Would you give the number of lines below in which the string "account" appears? Nothing else is needed.

[Dataset rows for apps and sites]
== Segment start ==
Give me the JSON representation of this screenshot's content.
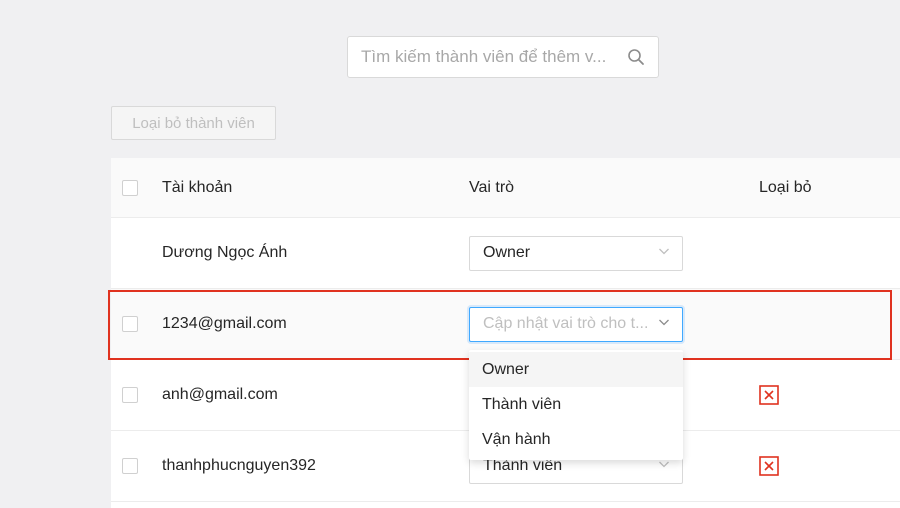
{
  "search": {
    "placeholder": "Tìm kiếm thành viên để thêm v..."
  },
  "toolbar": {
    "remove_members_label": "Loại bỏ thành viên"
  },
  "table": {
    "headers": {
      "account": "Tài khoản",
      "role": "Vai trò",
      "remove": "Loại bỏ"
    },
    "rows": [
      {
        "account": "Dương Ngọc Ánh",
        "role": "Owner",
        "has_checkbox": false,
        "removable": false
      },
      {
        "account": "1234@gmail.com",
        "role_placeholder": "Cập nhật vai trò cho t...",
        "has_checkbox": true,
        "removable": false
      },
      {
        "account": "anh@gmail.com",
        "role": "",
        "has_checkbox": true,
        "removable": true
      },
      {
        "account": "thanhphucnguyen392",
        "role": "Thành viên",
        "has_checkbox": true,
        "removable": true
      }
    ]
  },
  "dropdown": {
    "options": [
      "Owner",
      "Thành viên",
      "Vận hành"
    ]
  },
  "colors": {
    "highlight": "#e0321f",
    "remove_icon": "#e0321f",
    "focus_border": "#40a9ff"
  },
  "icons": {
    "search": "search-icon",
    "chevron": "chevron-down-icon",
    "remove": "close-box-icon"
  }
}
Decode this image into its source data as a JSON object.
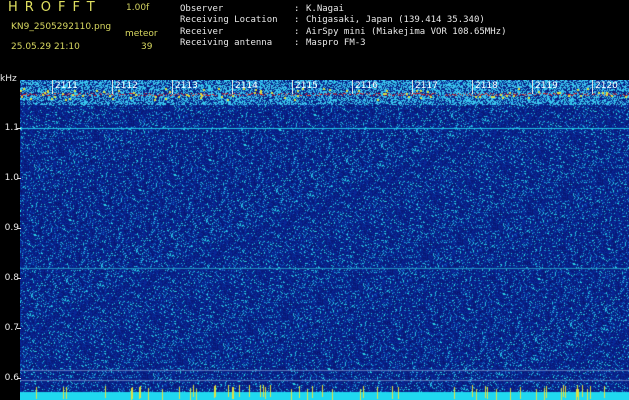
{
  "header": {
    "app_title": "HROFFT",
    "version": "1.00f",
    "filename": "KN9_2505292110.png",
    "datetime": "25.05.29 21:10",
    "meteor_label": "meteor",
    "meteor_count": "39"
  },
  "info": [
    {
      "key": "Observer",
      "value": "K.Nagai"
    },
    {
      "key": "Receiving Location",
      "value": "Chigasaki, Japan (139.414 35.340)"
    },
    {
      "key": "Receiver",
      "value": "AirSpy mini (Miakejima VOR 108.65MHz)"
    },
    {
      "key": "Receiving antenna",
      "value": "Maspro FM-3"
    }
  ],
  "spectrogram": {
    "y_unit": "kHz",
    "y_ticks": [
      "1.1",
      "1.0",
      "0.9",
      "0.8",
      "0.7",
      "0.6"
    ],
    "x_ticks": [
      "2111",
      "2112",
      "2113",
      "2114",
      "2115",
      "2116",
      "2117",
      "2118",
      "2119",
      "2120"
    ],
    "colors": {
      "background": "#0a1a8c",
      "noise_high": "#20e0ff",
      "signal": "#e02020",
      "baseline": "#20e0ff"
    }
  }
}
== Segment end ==
- _RESPONSE FOR THIS EXERCISE_
5